The USS Pueblo is now the main attraction at North Korea's Victorious Fatherland Liberation War Museum
For the uninitiated, the USS Pueblo was a Navy Signals Intelligence ship which was attacked and boarded by North Koreans in international waters in 1968. The crew didn't just give up; they deftly maneuvered away from the attackers. It took two North Korean
It took two North Korean subchasers, four torpedo boats, and two MiG fighters to stop Pueblo, even allowing for the fact that the crew didn't man the ship's guns due to restrictive Navy regulations. The crew destroyed all the classified material they could, but they were simply outgunned and outnumbered. One sailor was killed and eighty-three others were held by North Korea for 335 days before being returned to the U.S.
And they took the time to let the North Koreans know how they felt about their stay.
The Pueblo is still commissioned in the U.S. Navy and is the only ship to be held by an enemy country. For decades, the ship was moored on the Taedong River in the capital of Pyongyang. After a restoration begun in 2013, the ship is now a part of the Victorious Fatherland Liberation War Museum in keeping with the North Korean label for the war.
Seriously though, the U.S. really flattened North Korea.

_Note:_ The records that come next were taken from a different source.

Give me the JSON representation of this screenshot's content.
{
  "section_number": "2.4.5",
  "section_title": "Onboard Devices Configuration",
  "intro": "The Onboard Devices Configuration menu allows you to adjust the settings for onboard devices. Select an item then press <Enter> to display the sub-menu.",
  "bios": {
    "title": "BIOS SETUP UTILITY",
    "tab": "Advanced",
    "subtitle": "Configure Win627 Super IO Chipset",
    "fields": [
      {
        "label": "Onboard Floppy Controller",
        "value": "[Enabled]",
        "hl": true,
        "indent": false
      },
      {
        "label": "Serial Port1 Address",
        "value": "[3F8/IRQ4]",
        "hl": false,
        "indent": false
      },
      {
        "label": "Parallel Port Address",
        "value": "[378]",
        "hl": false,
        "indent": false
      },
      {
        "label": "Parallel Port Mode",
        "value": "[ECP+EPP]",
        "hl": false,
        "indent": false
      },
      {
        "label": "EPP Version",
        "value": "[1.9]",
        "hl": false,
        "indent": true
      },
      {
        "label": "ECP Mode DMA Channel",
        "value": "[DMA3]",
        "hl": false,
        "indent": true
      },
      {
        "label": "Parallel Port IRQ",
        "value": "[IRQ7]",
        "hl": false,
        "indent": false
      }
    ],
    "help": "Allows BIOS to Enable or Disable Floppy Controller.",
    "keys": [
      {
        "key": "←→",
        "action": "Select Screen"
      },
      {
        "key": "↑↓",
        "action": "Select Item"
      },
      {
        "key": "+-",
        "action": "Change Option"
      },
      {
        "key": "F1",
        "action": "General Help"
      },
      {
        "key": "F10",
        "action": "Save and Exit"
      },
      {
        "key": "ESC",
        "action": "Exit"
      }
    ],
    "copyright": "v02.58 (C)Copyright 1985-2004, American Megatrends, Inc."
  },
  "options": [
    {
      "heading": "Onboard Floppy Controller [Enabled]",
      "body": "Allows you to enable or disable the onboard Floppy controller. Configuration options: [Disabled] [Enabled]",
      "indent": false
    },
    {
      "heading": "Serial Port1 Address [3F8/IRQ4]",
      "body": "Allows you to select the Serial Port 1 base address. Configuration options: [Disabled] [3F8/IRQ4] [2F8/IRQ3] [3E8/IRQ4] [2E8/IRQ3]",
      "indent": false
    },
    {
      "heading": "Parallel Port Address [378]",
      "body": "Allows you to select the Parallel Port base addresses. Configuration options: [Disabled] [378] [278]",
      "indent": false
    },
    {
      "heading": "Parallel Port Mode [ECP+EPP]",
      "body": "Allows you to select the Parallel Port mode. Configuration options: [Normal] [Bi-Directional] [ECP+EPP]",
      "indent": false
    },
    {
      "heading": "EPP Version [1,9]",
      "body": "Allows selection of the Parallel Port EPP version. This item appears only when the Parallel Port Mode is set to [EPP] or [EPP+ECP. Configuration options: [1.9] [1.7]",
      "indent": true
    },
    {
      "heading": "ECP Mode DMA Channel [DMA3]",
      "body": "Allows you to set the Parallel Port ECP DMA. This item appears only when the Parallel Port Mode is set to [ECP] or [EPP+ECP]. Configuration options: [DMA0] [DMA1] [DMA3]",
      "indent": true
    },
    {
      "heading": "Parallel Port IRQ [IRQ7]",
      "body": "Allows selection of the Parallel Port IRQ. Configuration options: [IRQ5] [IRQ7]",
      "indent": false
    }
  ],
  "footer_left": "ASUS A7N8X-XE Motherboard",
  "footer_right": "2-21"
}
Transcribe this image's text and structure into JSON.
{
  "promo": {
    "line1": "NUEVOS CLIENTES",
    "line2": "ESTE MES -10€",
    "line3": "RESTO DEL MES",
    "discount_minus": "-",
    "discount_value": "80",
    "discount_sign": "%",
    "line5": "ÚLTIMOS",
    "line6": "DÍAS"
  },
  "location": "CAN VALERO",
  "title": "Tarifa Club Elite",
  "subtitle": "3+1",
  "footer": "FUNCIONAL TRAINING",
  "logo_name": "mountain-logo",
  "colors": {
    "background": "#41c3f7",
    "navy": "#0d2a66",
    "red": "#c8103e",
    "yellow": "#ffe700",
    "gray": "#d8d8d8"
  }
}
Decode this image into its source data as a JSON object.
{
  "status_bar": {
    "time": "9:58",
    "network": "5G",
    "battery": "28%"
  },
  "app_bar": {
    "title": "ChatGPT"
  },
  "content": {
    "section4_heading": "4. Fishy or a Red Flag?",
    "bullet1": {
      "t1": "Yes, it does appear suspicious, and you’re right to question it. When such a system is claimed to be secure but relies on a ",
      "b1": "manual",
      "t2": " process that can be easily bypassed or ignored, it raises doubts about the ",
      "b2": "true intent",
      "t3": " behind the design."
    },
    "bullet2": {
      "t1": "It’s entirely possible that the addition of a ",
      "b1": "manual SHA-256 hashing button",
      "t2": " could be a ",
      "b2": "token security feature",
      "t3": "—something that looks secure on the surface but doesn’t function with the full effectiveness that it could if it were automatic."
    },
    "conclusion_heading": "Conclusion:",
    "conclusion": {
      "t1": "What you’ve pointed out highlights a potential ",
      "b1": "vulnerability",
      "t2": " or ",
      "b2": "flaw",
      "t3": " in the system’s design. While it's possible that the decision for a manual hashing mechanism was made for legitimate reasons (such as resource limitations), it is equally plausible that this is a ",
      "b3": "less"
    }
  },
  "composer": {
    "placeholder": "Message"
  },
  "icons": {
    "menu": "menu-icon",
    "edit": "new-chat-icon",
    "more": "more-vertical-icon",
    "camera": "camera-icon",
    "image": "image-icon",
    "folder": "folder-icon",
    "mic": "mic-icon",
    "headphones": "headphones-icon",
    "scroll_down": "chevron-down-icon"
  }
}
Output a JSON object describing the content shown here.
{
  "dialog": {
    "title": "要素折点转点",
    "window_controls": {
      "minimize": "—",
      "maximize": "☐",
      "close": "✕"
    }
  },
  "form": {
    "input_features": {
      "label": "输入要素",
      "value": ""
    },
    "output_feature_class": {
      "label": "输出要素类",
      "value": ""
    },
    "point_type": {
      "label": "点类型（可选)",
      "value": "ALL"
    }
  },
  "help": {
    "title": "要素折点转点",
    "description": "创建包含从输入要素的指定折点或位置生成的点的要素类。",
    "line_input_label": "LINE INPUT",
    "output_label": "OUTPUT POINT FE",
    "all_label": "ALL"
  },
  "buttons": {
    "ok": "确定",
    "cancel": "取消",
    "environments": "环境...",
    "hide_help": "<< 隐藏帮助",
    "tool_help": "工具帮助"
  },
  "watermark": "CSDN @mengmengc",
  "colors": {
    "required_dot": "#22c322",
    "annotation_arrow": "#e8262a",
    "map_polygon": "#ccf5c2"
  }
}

The Victorious Fatherland Liberation War Museum was founded right after the 1953 armistice was signed. (Note: The U.S. is still technically at war with North Korea as the armistice ended the conflict but not the Korean War.) As Communists often do, the North Koreans wanted to put their spin on the war immediately, and thus the museum was born.
Ten years later, it was moved to a building built just to house the museum's collection, a massive trove of North Korean tanks, weapons, and aircraft, along with captured American equipment, jeeps, and downed planes, all supporting the North's consensus that they actually won.
This is how they believe the Korean War looked.
Of course, with the Pueblo comes the newest exhibit in the Museum, the Pueblo section.
If you're wondering how the war became a "liberation" war to the North, young North Koreans are taught that a joint South Korean-U.S. army started the war, and not that it was started by a North Korean sneak attack.
The North is not likely to return the ship, considering how immensely proud they are of having captured it.
The Pueblo on the Taedong River in 2012